__Your instructions__: Filter the listing so that only lines with the word "this" remain.

__Data to process__:

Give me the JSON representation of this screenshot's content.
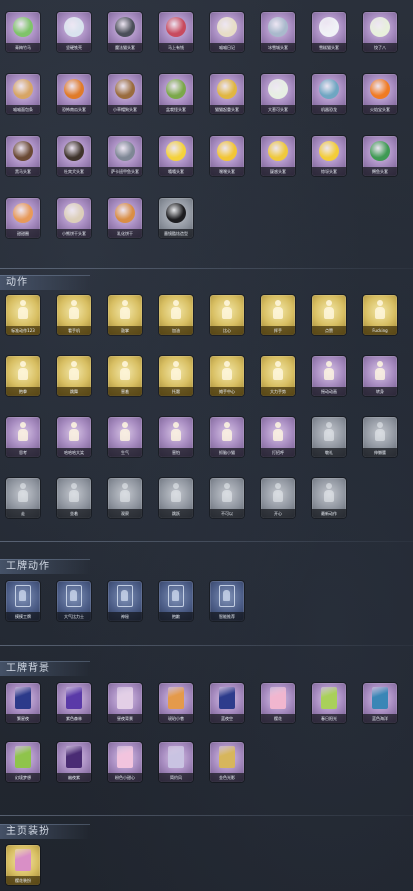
{
  "sections": [
    {
      "title": "",
      "items": [
        {
          "label": "青梅竹马",
          "tone": "purple",
          "art": "#7fc46a"
        },
        {
          "label": "坚硬铁壳",
          "tone": "purple",
          "art": "#d9e3ee"
        },
        {
          "label": "魔法猫头套",
          "tone": "purple",
          "art": "#4b4f59"
        },
        {
          "label": "马上有钱",
          "tone": "purple",
          "art": "#c84b5e"
        },
        {
          "label": "喵喵日记",
          "tone": "purple",
          "art": "#e7ddc7"
        },
        {
          "label": "冰雪城头套",
          "tone": "purple",
          "art": "#a9b9cc"
        },
        {
          "label": "雪糕猫头套",
          "tone": "purple",
          "art": "#f0f2f6"
        },
        {
          "label": "饺了八",
          "tone": "purple",
          "art": "#e8f0dc"
        },
        {
          "label": "喵喵面包条",
          "tone": "purple",
          "art": "#d7a565"
        },
        {
          "label": "恐怖南瓜头套",
          "tone": "purple",
          "art": "#e07b2a"
        },
        {
          "label": "小草帽狗头套",
          "tone": "purple",
          "art": "#9a6c3f"
        },
        {
          "label": "盆栽怪头套",
          "tone": "purple",
          "art": "#7ba84a"
        },
        {
          "label": "猫猫起重头套",
          "tone": "purple",
          "art": "#e0b642"
        },
        {
          "label": "大葱可头套",
          "tone": "purple",
          "art": "#e7efe3"
        },
        {
          "label": "机器恐龙",
          "tone": "purple",
          "art": "#6fa6c2"
        },
        {
          "label": "火焰宝头套",
          "tone": "purple",
          "art": "#f07b23"
        },
        {
          "label": "黑马头套",
          "tone": "purple",
          "art": "#6a4934"
        },
        {
          "label": "杜宾犬头套",
          "tone": "purple",
          "art": "#3f342c"
        },
        {
          "label": "萨卡班甲鱼头套",
          "tone": "purple",
          "art": "#7e8795"
        },
        {
          "label": "嘻嘻头套",
          "tone": "purple",
          "art": "#f4d23c"
        },
        {
          "label": "嘿嘿头套",
          "tone": "purple",
          "art": "#f2c636"
        },
        {
          "label": "疑惑头套",
          "tone": "purple",
          "art": "#efc93c"
        },
        {
          "label": "惊讶头套",
          "tone": "purple",
          "art": "#f3cd39"
        },
        {
          "label": "鳄鱼头套",
          "tone": "purple",
          "art": "#3f9a53"
        },
        {
          "label": "甜甜圈",
          "tone": "purple",
          "art": "#e79a5a"
        },
        {
          "label": "小熊饼干头套",
          "tone": "purple",
          "art": "#dccfba"
        },
        {
          "label": "乳化饼干",
          "tone": "purple",
          "art": "#d98e45"
        },
        {
          "label": "墨镜酷炫造型",
          "tone": "grey",
          "art": "#1c1c1f"
        }
      ]
    },
    {
      "title": "动作",
      "items": [
        {
          "label": "标准动作123",
          "tone": "gold"
        },
        {
          "label": "看手机",
          "tone": "gold"
        },
        {
          "label": "鼓掌",
          "tone": "gold"
        },
        {
          "label": "加油",
          "tone": "gold"
        },
        {
          "label": "比心",
          "tone": "gold"
        },
        {
          "label": "挥手",
          "tone": "gold"
        },
        {
          "label": "点赞",
          "tone": "gold"
        },
        {
          "label": "Fucking",
          "tone": "gold"
        },
        {
          "label": "抱拳",
          "tone": "gold"
        },
        {
          "label": "跳舞",
          "tone": "gold"
        },
        {
          "label": "害羞",
          "tone": "gold"
        },
        {
          "label": "托腮",
          "tone": "gold"
        },
        {
          "label": "摊手中心",
          "tone": "gold"
        },
        {
          "label": "大力手势",
          "tone": "gold"
        },
        {
          "label": "摇动动画",
          "tone": "purple"
        },
        {
          "label": "转身",
          "tone": "purple"
        },
        {
          "label": "思考",
          "tone": "purple"
        },
        {
          "label": "哈哈哈大笑",
          "tone": "purple"
        },
        {
          "label": "生气",
          "tone": "purple"
        },
        {
          "label": "害怕",
          "tone": "purple"
        },
        {
          "label": "抓脑小猫",
          "tone": "purple"
        },
        {
          "label": "打招呼",
          "tone": "purple"
        },
        {
          "label": "敬礼",
          "tone": "grey"
        },
        {
          "label": "伸懒腰",
          "tone": "grey"
        },
        {
          "label": "走",
          "tone": "grey"
        },
        {
          "label": "坐着",
          "tone": "grey"
        },
        {
          "label": "观察",
          "tone": "grey"
        },
        {
          "label": "跳跃",
          "tone": "grey"
        },
        {
          "label": "不可以",
          "tone": "grey"
        },
        {
          "label": "开心",
          "tone": "grey"
        },
        {
          "label": "最新动作",
          "tone": "grey"
        }
      ]
    },
    {
      "title": "工牌动作",
      "items": [
        {
          "label": "摸摸工牌",
          "tone": "navy"
        },
        {
          "label": "大气比力士",
          "tone": "navy"
        },
        {
          "label": "神秘",
          "tone": "navy"
        },
        {
          "label": "抱歉",
          "tone": "navy"
        },
        {
          "label": "智能推荐",
          "tone": "navy"
        }
      ]
    },
    {
      "title": "工牌背景",
      "items": [
        {
          "label": "繁星夜",
          "tone": "purple",
          "art": "#2c3a8a"
        },
        {
          "label": "紫色森林",
          "tone": "purple",
          "art": "#5a3aa8"
        },
        {
          "label": "昼夜背景",
          "tone": "purple",
          "art": "#e3cfe6"
        },
        {
          "label": "琥珀小巷",
          "tone": "purple",
          "art": "#e49a4b"
        },
        {
          "label": "蓝夜空",
          "tone": "purple",
          "art": "#2d3c8c"
        },
        {
          "label": "樱花",
          "tone": "purple",
          "art": "#f1b6cf"
        },
        {
          "label": "春日阳光",
          "tone": "purple",
          "art": "#a9d05a"
        },
        {
          "label": "蓝色海洋",
          "tone": "purple",
          "art": "#3a86b6"
        },
        {
          "label": "幻境梦想",
          "tone": "purple",
          "art": "#8fc44b"
        },
        {
          "label": "幽夜紫",
          "tone": "purple",
          "art": "#4a2c74"
        },
        {
          "label": "粉色小甜心",
          "tone": "purple",
          "art": "#f2c4de"
        },
        {
          "label": "简约风",
          "tone": "purple",
          "art": "#c9c3e2"
        },
        {
          "label": "金色光影",
          "tone": "purple",
          "art": "#d7b65c"
        }
      ]
    },
    {
      "title": "主页装扮",
      "items": [
        {
          "label": "樱花装扮",
          "tone": "gold",
          "art": "#d98fc6"
        }
      ]
    }
  ]
}
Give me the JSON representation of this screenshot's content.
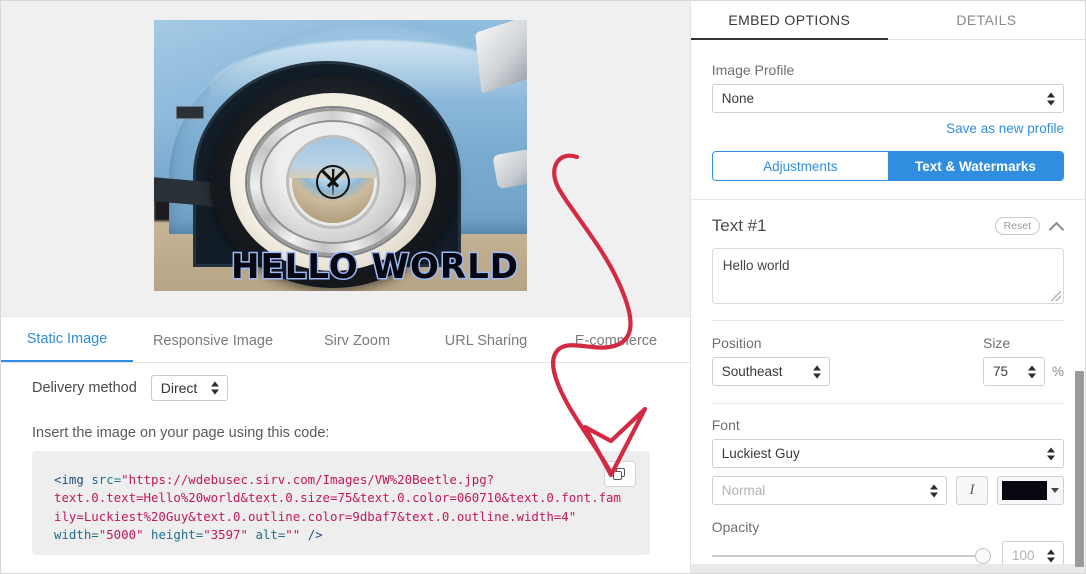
{
  "preview": {
    "watermark_text": "HELLO WORLD",
    "alt": "VW Beetle wheel photo"
  },
  "left_tabs": [
    {
      "label": "Static Image",
      "active": true
    },
    {
      "label": "Responsive Image",
      "active": false
    },
    {
      "label": "Sirv Zoom",
      "active": false
    },
    {
      "label": "URL Sharing",
      "active": false
    },
    {
      "label": "E-commerce",
      "active": false
    }
  ],
  "delivery": {
    "label": "Delivery method",
    "value": "Direct"
  },
  "code_section": {
    "instruction": "Insert the image on your page using this code:",
    "copy_button_title": "Copy",
    "lines": [
      "<img src=\"https://wdebusec.sirv.com/Images/VW%20Beetle.jpg?",
      "text.0.text=Hello%20world&text.0.size=75&text.0.color=060710&text.0.font.fam",
      "ily=Luckiest%20Guy&text.0.outline.color=9dbaf7&text.0.outline.width=4\"",
      "width=\"5000\" height=\"3597\" alt=\"\" />"
    ],
    "tag": "<img",
    "attr_src": "src=",
    "src_value": "\"https://wdebusec.sirv.com/Images/VW%20Beetle.jpg?",
    "query_line2": "text.0.text=Hello%20world&text.0.size=75&text.0.color=060710&text.0.font.fam",
    "query_line3": "ily=Luckiest%20Guy&text.0.outline.color=9dbaf7&text.0.outline.width=4\"",
    "attr_width": "width=",
    "val_width": "\"5000\"",
    "attr_height": "height=",
    "val_height": "\"3597\"",
    "attr_alt": "alt=",
    "val_alt": "\"\"",
    "close_tag": "/>"
  },
  "right_tabs": [
    {
      "label": "EMBED OPTIONS",
      "active": true
    },
    {
      "label": "DETAILS",
      "active": false
    }
  ],
  "image_profile": {
    "label": "Image Profile",
    "value": "None",
    "save_link": "Save as new profile"
  },
  "segmented": {
    "adjustments": "Adjustments",
    "text_watermarks": "Text & Watermarks"
  },
  "text_block": {
    "title": "Text #1",
    "reset": "Reset",
    "content": "Hello world",
    "position_label": "Position",
    "position_value": "Southeast",
    "size_label": "Size",
    "size_value": "75",
    "size_unit": "%"
  },
  "font_block": {
    "label": "Font",
    "family_value": "Luckiest Guy",
    "weight_placeholder": "Normal",
    "italic_glyph": "I",
    "color_hex": "#060710"
  },
  "opacity_block": {
    "label": "Opacity",
    "value": "100"
  },
  "colors": {
    "accent_blue": "#2f8ee0",
    "annotation_red": "#d32a44",
    "outline_blue": "#9dbaf7",
    "text_color": "#060710"
  }
}
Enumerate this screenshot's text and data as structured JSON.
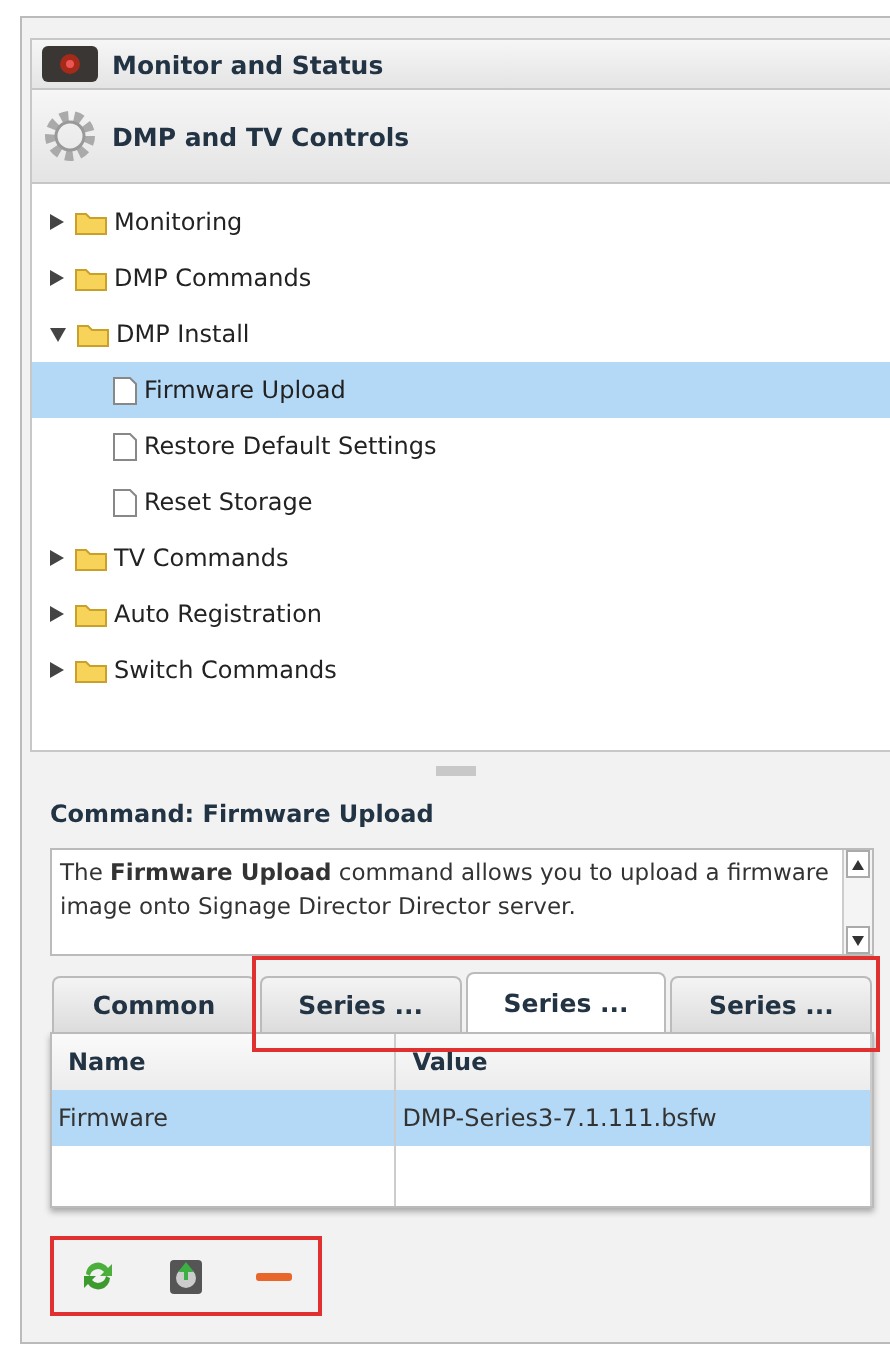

__Answer to the problem__:
Give me the JSON representation of this screenshot's content.
Give me the JSON representation of this screenshot's content.
    "instruction": "Insert the image on your page using this code:",
Enumerate this screenshot's text and data as structured JSON.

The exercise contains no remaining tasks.